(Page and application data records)
———
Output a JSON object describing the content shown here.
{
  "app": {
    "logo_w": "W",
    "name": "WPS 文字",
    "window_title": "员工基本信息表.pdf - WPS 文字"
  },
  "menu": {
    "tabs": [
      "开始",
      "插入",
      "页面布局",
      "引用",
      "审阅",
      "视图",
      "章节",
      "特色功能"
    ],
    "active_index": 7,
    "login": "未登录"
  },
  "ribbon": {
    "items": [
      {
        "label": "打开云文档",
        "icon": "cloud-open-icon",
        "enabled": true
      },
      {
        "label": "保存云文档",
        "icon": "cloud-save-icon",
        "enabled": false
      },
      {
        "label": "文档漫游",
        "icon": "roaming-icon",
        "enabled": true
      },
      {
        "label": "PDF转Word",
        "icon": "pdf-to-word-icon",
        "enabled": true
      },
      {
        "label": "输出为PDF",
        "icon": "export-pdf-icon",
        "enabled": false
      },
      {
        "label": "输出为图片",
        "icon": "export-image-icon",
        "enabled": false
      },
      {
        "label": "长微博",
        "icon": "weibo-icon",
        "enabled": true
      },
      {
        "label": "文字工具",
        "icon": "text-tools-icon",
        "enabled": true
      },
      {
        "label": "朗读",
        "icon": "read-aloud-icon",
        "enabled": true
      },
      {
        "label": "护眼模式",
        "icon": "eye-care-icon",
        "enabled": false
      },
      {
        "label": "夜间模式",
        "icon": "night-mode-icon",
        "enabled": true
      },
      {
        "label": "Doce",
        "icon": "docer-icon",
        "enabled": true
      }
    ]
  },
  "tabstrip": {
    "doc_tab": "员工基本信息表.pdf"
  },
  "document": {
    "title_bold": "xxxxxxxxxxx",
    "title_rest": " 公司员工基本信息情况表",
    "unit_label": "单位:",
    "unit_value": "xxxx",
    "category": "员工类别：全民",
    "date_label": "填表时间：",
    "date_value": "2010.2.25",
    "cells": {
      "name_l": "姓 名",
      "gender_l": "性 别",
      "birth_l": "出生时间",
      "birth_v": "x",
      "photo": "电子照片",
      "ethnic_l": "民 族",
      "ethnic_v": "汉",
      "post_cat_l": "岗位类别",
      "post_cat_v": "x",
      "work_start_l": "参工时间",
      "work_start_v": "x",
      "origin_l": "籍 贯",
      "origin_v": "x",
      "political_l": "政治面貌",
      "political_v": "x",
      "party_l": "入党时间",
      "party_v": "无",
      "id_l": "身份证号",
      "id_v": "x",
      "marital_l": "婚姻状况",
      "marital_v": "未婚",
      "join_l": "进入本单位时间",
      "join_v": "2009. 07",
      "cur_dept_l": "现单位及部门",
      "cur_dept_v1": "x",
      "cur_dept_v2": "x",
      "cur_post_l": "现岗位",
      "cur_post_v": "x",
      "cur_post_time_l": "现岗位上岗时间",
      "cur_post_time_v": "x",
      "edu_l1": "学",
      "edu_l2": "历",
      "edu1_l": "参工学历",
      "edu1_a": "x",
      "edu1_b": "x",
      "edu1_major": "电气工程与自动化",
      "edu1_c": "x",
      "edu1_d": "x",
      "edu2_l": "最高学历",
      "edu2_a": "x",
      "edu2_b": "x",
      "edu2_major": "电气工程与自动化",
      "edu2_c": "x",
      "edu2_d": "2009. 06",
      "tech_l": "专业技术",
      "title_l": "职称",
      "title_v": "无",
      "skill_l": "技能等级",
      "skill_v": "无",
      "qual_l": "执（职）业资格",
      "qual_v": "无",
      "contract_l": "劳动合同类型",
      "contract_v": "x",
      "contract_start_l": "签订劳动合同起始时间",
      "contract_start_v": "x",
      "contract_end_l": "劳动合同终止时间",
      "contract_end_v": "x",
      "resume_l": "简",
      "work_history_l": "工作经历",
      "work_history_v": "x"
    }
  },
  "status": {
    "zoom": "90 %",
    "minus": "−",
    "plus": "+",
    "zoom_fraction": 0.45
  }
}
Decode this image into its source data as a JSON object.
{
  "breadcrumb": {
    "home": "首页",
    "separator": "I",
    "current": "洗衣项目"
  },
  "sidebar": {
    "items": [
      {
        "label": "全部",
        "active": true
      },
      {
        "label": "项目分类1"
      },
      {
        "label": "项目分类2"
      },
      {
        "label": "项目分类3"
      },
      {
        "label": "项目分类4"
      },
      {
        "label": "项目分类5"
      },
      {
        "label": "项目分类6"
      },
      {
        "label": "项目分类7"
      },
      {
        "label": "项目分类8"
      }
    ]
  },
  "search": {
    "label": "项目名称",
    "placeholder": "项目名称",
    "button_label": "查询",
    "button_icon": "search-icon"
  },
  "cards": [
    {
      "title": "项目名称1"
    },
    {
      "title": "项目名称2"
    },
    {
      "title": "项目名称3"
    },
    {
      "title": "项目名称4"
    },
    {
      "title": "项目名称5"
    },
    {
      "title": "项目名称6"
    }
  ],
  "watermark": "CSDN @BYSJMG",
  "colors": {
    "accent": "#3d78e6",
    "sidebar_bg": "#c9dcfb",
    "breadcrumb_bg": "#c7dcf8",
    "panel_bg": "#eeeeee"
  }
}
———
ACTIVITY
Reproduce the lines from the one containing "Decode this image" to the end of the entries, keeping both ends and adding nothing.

RESPONSE
Decode this image into its source data as a JSON object.
{
  "breadcrumb": {
    "home": "首页",
    "separator": "I",
    "current": "洗衣项目"
  },
  "sidebar": {
    "items": [
      {
        "label": "全部",
        "active": true
      },
      {
        "label": "项目分类1"
      },
      {
        "label": "项目分类2"
      },
      {
        "label": "项目分类3"
      },
      {
        "label": "项目分类4"
      },
      {
        "label": "项目分类5"
      },
      {
        "label": "项目分类6"
      },
      {
        "label": "项目分类7"
      },
      {
        "label": "项目分类8"
      }
    ]
  },
  "search": {
    "label": "项目名称",
    "placeholder": "项目名称",
    "button_label": "查询",
    "button_icon": "search-icon"
  },
  "cards": [
    {
      "title": "项目名称1"
    },
    {
      "title": "项目名称2"
    },
    {
      "title": "项目名称3"
    },
    {
      "title": "项目名称4"
    },
    {
      "title": "项目名称5"
    },
    {
      "title": "项目名称6"
    }
  ],
  "watermark": "CSDN @BYSJMG",
  "colors": {
    "accent": "#3d78e6",
    "sidebar_bg": "#c9dcfb",
    "breadcrumb_bg": "#c7dcf8",
    "panel_bg": "#eeeeee"
  }
}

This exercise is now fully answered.